··· Data for processing ···

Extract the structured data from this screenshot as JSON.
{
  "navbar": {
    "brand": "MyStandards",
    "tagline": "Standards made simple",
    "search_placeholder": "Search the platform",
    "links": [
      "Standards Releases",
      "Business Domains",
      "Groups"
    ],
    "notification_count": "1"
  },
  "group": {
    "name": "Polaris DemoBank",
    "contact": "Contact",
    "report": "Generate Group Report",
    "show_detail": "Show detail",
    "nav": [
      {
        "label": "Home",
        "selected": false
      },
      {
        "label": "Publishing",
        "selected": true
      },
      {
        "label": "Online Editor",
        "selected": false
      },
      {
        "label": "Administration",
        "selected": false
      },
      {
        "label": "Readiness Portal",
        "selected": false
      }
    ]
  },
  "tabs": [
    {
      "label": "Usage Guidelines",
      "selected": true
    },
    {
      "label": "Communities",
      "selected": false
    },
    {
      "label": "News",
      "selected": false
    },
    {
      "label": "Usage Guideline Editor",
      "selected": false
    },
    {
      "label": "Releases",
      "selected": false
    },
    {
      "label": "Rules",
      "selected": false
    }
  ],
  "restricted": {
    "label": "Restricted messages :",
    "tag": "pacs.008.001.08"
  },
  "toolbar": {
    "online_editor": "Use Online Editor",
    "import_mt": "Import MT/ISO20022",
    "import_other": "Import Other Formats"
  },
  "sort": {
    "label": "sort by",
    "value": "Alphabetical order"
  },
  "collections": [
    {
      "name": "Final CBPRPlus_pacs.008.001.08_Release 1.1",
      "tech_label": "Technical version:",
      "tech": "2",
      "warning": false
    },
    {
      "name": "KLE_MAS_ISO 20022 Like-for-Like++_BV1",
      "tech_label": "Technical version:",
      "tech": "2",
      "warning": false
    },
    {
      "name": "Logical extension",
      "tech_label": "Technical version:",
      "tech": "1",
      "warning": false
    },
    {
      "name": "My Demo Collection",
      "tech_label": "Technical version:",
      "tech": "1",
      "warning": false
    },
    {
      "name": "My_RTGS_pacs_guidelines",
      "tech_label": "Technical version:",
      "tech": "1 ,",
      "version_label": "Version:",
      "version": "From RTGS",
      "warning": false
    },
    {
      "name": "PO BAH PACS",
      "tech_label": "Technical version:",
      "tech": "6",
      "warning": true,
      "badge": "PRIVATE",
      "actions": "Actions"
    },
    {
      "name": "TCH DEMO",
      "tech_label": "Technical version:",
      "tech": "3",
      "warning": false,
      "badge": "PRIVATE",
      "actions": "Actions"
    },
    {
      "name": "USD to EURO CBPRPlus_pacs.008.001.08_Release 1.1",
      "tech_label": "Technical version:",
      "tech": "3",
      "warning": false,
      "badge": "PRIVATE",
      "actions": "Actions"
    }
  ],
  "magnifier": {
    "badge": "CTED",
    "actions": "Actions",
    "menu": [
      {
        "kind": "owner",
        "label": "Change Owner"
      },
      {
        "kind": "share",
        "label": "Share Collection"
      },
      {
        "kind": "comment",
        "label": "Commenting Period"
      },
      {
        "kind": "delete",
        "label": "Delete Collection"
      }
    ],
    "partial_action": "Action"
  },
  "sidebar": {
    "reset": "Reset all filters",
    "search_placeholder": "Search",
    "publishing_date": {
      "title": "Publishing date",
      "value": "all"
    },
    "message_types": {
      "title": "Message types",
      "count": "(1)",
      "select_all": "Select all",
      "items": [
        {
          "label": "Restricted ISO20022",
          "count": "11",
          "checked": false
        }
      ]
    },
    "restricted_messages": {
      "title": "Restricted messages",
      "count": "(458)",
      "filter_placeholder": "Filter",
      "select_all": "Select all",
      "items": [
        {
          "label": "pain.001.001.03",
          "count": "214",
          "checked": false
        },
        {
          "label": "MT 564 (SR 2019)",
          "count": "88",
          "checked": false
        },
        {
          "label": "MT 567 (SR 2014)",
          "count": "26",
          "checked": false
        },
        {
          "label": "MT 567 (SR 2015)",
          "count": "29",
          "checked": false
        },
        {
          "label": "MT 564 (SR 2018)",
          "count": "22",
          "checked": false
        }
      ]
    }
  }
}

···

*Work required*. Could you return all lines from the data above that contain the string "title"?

*Reply*.
      "title": "Publishing date",
      "title": "Message types",
      "title": "Restricted messages",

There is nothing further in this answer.